'Supernatural': Why Castiel's 3-Episode Arc Lasted 12 Years

It can be shocking to learn that characters who define a television show for us weren’t really meant to stick around. Whether they were originally written to die off early or simply planned as a guest appearance that would fade away quickly, there are lots of characters whose time on a show is intended to be short. 

Luckily for Supernatural fans, things don’t always go as planned. If they had, Castiel would have merely had a three-episode arc rather than the long run that lasted twelve impressive years. 

Misha Collins played Castiel on ‘Supernatural’

Misha Collins began acting in the late 1990s, landing small roles in films like Girl, Interrupted, and single-episode parts in shows like Charmed and NYPD Blue. Prior to getting into acting, the star had interned at the White House (and possibly stole security passes), but he did eventually find his stride in the entertainment world. Recurring roles on shows like 24 and ER provided the actor with more established credentials in television dramas. 

When he landed the part of Castiel on Supernatural in 2008, he was still relatively unknown and taking on guest spots. Other work around this time in his life includes the TV movie Reinventing the Wheelers and a single episode on the TV show Without a Trace. Collins was poised for a breakthrough part, but he didn’t likely go into Supernatural expecting the show to do the trick because his character’s role was intended to be quite small. 

Castiel was only supposed to be on ‘Supernatural’ for three episodes

Misha Collins didn’t join the cast of Supernatural until Season 4. At the time, his character was designed to help usher in the series finale. According to Ranker, Supernatural was supposed to end with Season 5. Obviously, the plan was changed, and we know that the series went on to air for a total of 15 seasons. 

This change in plans meant that the character of Castiel became far more central to the plot than originally intended. When Collins signed on for the role, he was expecting to play the part in three episodes and then move on to his next gig. Instead, he became a series regular, playing Castiel for a total of 148 episodes over the course of twelve years. 

What’s more, Collins became defined by his character because of the fierce and committed fandom connected to Supernatural. In addition to actually filming the long-running series, Collins made frequent appearances at conventions to talk with fans. While grateful for the role and the boost to his career, Collins has admitted that the work was burning him out near the end: “I was pretty deeply fried, and then the net effect of that was that I wasn’t really loving anything. I was kind of finding that I was dreading convention weekends and dreading shooting days and dreading meetings. Everything was just too much.”

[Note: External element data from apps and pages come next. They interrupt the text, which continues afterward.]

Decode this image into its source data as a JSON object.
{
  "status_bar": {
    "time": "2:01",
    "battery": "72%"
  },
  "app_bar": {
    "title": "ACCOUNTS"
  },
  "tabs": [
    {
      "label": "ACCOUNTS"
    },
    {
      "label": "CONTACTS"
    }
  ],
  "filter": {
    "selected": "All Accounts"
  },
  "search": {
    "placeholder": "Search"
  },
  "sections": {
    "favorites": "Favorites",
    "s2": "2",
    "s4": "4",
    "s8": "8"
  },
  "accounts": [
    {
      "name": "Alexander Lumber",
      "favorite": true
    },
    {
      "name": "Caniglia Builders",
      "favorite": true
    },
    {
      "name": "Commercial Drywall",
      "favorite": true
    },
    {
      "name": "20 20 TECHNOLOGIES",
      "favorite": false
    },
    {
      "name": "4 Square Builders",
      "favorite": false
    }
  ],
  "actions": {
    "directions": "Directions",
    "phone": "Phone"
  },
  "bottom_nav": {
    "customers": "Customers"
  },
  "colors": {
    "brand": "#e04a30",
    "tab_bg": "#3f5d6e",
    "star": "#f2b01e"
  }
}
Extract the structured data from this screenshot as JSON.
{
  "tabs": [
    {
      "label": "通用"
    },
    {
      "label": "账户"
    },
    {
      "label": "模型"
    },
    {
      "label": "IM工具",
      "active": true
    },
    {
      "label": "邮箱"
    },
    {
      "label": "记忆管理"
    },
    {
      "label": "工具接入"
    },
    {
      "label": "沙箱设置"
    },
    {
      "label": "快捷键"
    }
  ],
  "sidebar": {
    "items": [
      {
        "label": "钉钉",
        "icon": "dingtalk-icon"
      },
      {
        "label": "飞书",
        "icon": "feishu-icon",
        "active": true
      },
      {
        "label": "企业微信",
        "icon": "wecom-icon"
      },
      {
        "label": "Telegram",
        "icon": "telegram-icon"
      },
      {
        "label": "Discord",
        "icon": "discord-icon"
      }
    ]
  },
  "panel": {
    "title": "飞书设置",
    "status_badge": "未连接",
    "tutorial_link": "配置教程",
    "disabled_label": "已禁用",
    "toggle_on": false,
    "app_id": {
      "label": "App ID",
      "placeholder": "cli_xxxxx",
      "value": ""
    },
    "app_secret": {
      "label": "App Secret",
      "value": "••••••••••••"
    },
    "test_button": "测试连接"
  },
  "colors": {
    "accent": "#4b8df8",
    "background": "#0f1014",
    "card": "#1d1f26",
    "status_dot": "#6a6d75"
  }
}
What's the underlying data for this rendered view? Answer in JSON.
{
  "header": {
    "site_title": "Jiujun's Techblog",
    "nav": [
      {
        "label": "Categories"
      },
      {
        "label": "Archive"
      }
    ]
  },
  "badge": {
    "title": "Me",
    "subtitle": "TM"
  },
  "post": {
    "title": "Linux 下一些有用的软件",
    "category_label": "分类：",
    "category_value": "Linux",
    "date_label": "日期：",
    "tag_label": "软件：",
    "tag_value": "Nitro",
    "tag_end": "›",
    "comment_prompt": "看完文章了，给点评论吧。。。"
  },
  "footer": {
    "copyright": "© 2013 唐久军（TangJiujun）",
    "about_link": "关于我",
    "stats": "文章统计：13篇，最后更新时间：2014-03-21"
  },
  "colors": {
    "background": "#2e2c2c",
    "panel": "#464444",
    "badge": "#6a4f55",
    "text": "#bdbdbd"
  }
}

‘Supernatural’ went on so long because fans supported it

As ScreenRant reports, it can be tempting to view the first five seasons of Supernatural as “a tightly-written, meticulously planned tale,” but that’s not really accurate. It’s true that creator Eric Kripke did have a rough outline of the story up to that point created from early in the project, but he also worked on the plot points season-by-season, making changes as driven by the character development as the story unfolded on the screen. 

Ultimately, the five-season plan was largely driven by the fact that the show could have been cancelled at any point. It’s hard to predict what will be a success and what won’t, and very few shows get a run as long as Supernatural‘s ended up being. It might even be considered hubris for a creator to go into a series expecting to get such a long run. 

When the success of the show continued to open up opportunities for future episodes, Kripke rose to the occasion — year after year. 

Source: Read Full Article